It is a matter of some relief that the last few weeks have not witnessed mob frenzy of the kind we saw in March and April. Clearly the consensus resolution in the Rajya Sabha helped, as did the induction of K.P.S. Gill to revamp the law and order apparatus of the state. Finally, Narendra Modi was forced to meet affected people in the refugee camps, dialogue with Muslim community leaders and give permission for charge-sheeting and prosecuting alleged offenders.

Skeptics may dismiss this as mere eyewash. Possibly true, but clearly, even to the myopic supporters of the Sangh Parivar, it should be evident that continuing tension and violence is unlikely to fulfil the crass objective of consolidating a Hindu vote bank.

In all these dark days, one positive, noteworthy trend was the self-activity of numerous citizens’ groups, and all across the county. No other event in recent history, not even the massacre of innocent Sikhs in 1984 or the Mumbai carnage of 1992-93, excited as many citizen’s reports as has Gujarat. For once, even statutory and constitutional bodies – the Supreme Court, the National Human Rights Commission, and the Minorities Commission – have not lagged behind. The NHRC indictment of the functioning of the state apparatus has been unequivocal.

It is precisely for these reasons that the report of the National Commission of Women has come in for justifiable stricture. For a start, the NCW kept quiet, sending in an investigation team seven weeks after Gujarat went up in flames. The numerous press and TV reports as also those by other investigation teams – Citizen’s Initiative and CPI(M)-AIDWA – clearly did not move it enough.

And when the investigation team did go to Gujarat, it did so for only two days, went to only Godhra, Baroda and Ahmedabad, stuck to an official itinerary and mainly met officials. Yes, it did visit a few relief camps and recorded testimonies of victims and inmates. But the quality and authenticity of what was done in all of two days can be well imagined, particularly since there was little effort to seek assistance from other voluntary groups.

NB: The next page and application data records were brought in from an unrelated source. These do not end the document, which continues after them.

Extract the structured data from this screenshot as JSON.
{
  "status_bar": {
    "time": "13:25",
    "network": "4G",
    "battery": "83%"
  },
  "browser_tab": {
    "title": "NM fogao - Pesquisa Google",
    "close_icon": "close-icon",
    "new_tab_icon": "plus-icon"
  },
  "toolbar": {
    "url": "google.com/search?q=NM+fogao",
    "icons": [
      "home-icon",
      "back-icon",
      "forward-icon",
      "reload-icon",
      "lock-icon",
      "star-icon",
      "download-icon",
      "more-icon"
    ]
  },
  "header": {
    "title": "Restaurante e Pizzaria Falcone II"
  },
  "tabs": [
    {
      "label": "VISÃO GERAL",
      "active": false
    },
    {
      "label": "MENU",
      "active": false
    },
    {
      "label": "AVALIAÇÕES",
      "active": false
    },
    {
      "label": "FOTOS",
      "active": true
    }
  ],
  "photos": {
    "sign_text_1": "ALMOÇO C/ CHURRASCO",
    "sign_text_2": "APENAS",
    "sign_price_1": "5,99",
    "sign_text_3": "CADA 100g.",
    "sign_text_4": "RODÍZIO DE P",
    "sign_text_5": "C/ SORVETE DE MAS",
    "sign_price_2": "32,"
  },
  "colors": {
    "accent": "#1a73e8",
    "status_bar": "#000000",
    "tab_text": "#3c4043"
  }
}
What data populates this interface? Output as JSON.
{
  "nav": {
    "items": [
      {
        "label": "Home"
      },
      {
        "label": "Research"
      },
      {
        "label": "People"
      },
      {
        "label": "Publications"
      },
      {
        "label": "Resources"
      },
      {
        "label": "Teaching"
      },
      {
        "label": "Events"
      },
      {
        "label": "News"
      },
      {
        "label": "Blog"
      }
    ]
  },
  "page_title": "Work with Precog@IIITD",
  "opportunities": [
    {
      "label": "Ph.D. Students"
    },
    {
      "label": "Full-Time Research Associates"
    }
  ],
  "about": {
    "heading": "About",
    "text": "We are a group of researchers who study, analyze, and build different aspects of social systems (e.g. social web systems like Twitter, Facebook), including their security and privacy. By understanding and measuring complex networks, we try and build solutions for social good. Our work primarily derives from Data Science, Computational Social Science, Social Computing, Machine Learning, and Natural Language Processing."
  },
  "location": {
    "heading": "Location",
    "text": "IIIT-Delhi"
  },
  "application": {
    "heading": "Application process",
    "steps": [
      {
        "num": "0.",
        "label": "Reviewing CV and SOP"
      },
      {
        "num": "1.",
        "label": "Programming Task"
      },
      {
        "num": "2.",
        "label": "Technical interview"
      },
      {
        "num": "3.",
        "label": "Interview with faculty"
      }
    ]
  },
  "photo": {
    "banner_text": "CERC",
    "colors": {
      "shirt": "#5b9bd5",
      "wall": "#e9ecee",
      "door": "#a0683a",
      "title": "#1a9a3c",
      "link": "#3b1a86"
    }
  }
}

In itself, the NCW report would have gone unsung, but for two facts. One, unlike other statutory agencies, it maintained a discrete silence on the role of the state. Second, and more important, with so much written about the violence women were subjected to, as also their role as active participants and aggressors, the bland narrative by the premier official body for women dealt a bad blow to years of struggle for women’s equality and justice.

Is it that the NCW team felt that the other accounts were grossly exaggerated, that the ‘planned’ targeting of women from the minority community was a media concoction, and that the heart-rending accounts of rape, mutilation and murder vastly overplayed? Even if its objective was not to rake up the past, should not the NCW team have more strongly recommended measures to record the testimonies of women victims and institute fast track mechanisms to file criminal charges? At the least, it could have requisitioned the services of the legal fraternity to help file insurance and compensation claims as also FIRs.

True, the recommendations do say all of this but without the passion and determination expected of our premier, statutory body – one mandated to protect and extend the rights of women. As a result, it has only strengthened the cynicism that many citizens have about these institutions – that they are but hand-maidens of the ruling dispensation. The fact that the investigation team had as its members some highly regarded women and social activists only adds to the disquiet.

It is important that we do not let such processes go unchallenged. These institutions partly came into being as a result of larger public pressure. And we need to engage with them rather than let them atrophy as sinecures for political fellow-travellers of the regime in power.

The coming days are unlikely to bring any cheer, what with war hysteria slowly building up. Almost certainly this will be accompanied by another round of Muslim bashing. India is not Pakistan, but this is no settled matter. We have to work at retaining our secular fabric.

Harsh Sethi